The practice was the first of Jake Meyers’ freshman season. And as is the case with all freshmen, Meyers was responsible for something, in his case the fungo bag.
Because of the weather, of course, the Nebraska baseball team’s first practice was in the Hawks Championship Center. And the problem was, the fungo bag was at Hawks Field. Meyers was made aware of that while stretching.
“The older guys were like, ‘Hey, where’s the fungo bag?’” he said. He stopped stretching, hurried to Hawks Field and returned with the bag.
Coach Darin Erstad “was just standing there, kind of shaking his head at me,” Meyers said. “It was a rough experience. Now that I look back at it, I laugh. It’s pretty funny.”
Meyers, surrounded by reporters, recounted the experience on Friday, before the Huskers’ first full practice of the season at the Hawks Championship Center. He’s a junior now, following a season in which he led the team in hitting (.326) and pitching (6-1, 1.42 ERA).
Based on that, Meyers was a third-team Perfect Game Rawlings All-America selection, announced three weeks ago, listed, appropriately enough, as a utility player.
“It takes a special person, with a special work ethic and mentality to be able to do that,” Erstad said of Meyers’ pitching and hitting. It requires not only the skills but the endurance, and “he puts the work in to be in position to do that, takes care of his arm to be able to throw from the outfield and then pitch on the weekend. We throw him on Sundays, just so we can give him the maximum amount of rest and recovery to be able to throw again. That would be the plan going forward this year as well.”
Meyers will move to center field when he’s not pitching, replacing Ryan Boldt, one of the team’s key losses. Boldt “covered an amazing amount of ground,” said Erstad, who’s in his sixth season as the Huskers’ head coach. “Ryan was a huge part of what we did.
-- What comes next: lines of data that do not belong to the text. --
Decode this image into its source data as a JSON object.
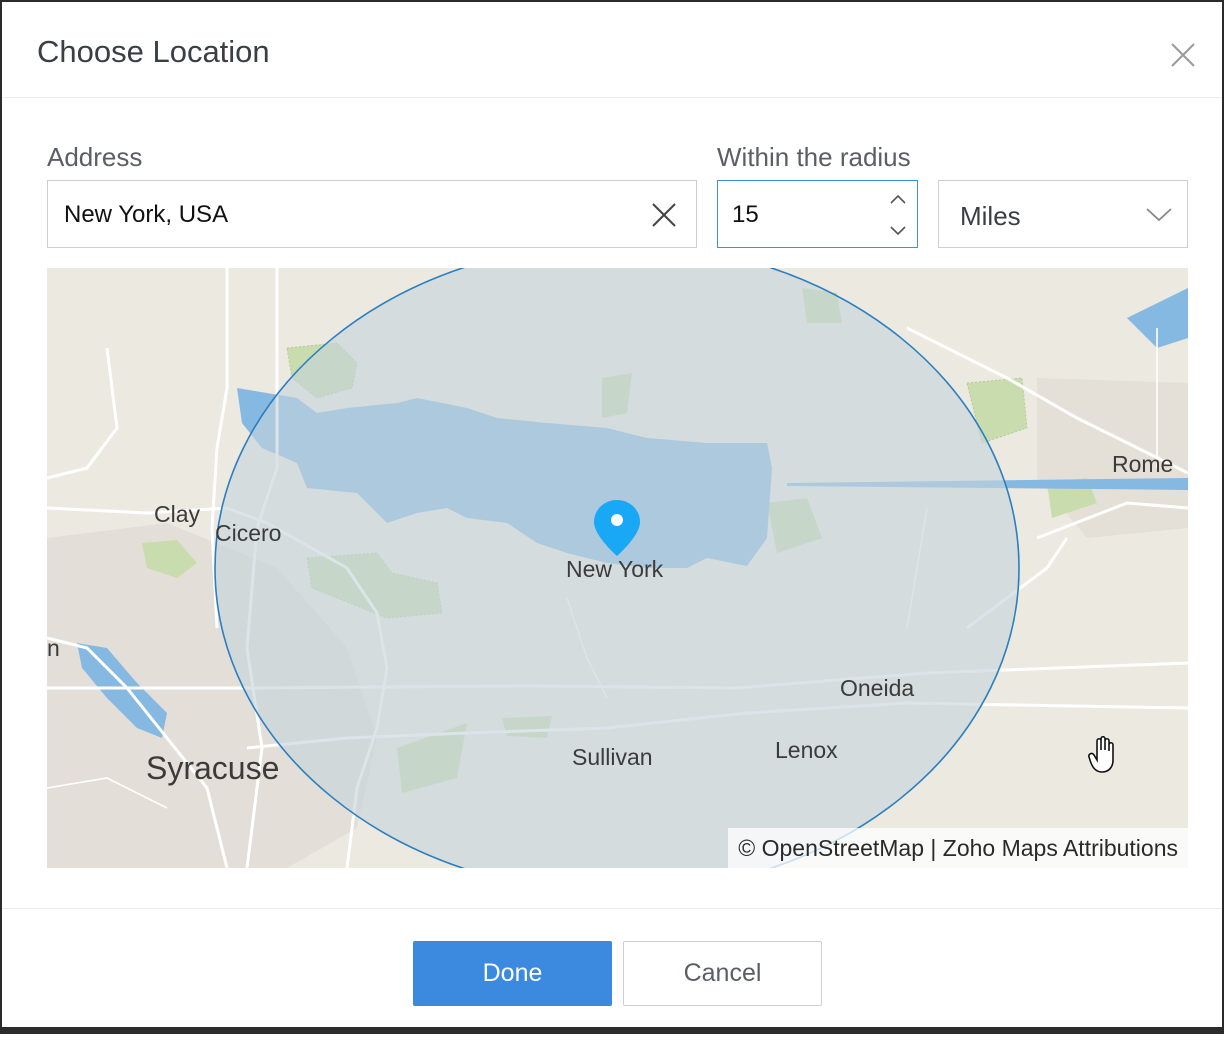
{
  "dialog": {
    "title": "Choose Location"
  },
  "form": {
    "address_label": "Address",
    "address_value": "New York, USA",
    "radius_label": "Within the radius",
    "radius_value": "15",
    "unit_value": "Miles"
  },
  "map": {
    "marker_label": "New York",
    "places": {
      "rome": "Rome",
      "clay": "Clay",
      "cicero": "Cicero",
      "oneida": "Oneida",
      "sullivan": "Sullivan",
      "lenox": "Lenox",
      "syracuse": "Syracuse",
      "partial_left": "n"
    },
    "attribution": {
      "prefix": "© ",
      "osm": "OpenStreetMap",
      "separator": " | ",
      "zoho": "Zoho Maps Attributions"
    },
    "colors": {
      "land": "#ece9e1",
      "water": "#85b9e1",
      "park": "#c9dcae",
      "radius_fill": "#c5d3dc",
      "radius_stroke": "#2a7fc1",
      "marker": "#19a8f5"
    }
  },
  "footer": {
    "done_label": "Done",
    "cancel_label": "Cancel"
  },
  "icons": {
    "close": "close-icon",
    "clear": "clear-icon",
    "spin_up": "chevron-up-icon",
    "spin_down": "chevron-down-icon",
    "dropdown": "chevron-down-icon",
    "marker": "map-pin-icon",
    "cursor": "hand-cursor-icon"
  },
  "accent_color": "#3b8ae0"
}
“We’ve got a couple of holes to fill, but that’s the fun of it, seeing a team come together and mesh, different personalities and hearing those new voices . . . see who kind of steps up and takes control of the group and how they become a family together.”
In addition to Boldt, among the position players who must be replaced are starters Jake Placzek, third base; Steven Reveles, shortstop; and Taylor Fish, who shared catching duties with Jesse Wilkening. Among those gone from the pitching staff are Jeff Chesnut, Garret King and Max Knutson.
All the starters at season’s end return, as does closer Chad Luensmann.
The Huskers finished 37-22 last season and played in an NCAA regional. They won 11-of-13 to finish the regular season but went 0-2 in the Big Ten Tournament and 0-2 in the regional at Clemson, S.C. They were “ice cold” offensively at tournament time, Erstad said, scoring only four runs total.
Part of the reason was an injury that sidelined Scott Schreiber, “probably not an ideal situation,” said Erstad. Schreiber hit .325 with 16 home runs and 55 runs-batted-in and was hot down the stretch.
Nebraska opens the season on Feb. 17 in Tempe, Ariz., playing the first of four games against UC Riverside at Diablo Stadium, spring training home of the Los Angeles Angels of Anaheim.
Returning to an NCAA regional and beyond is “always a goal of ours,” said senior first baseman-designated hitter Ben Miller, who also has pitched and could again.
What’s the Huskers’ strength, Miller was asked.
“Just the pitching, the hitting, the fielding,” he said.
That pretty much covers it, as reflected in Meyers, who has done it all.
Mike is in his 40th year covering Husker athletics, after seven years of community-college teaching. He has written and edited a dozen books, all on Nebraska football except one, a brief history of Husker basketball. He previously wrote for the Lincoln Journal and Star and Huskers Illustrated. He enjoys music, from the Grateful Dead and Jack Johnson to Van Morrison, Bob Wills, Glenn Miller and pretty much anyone else.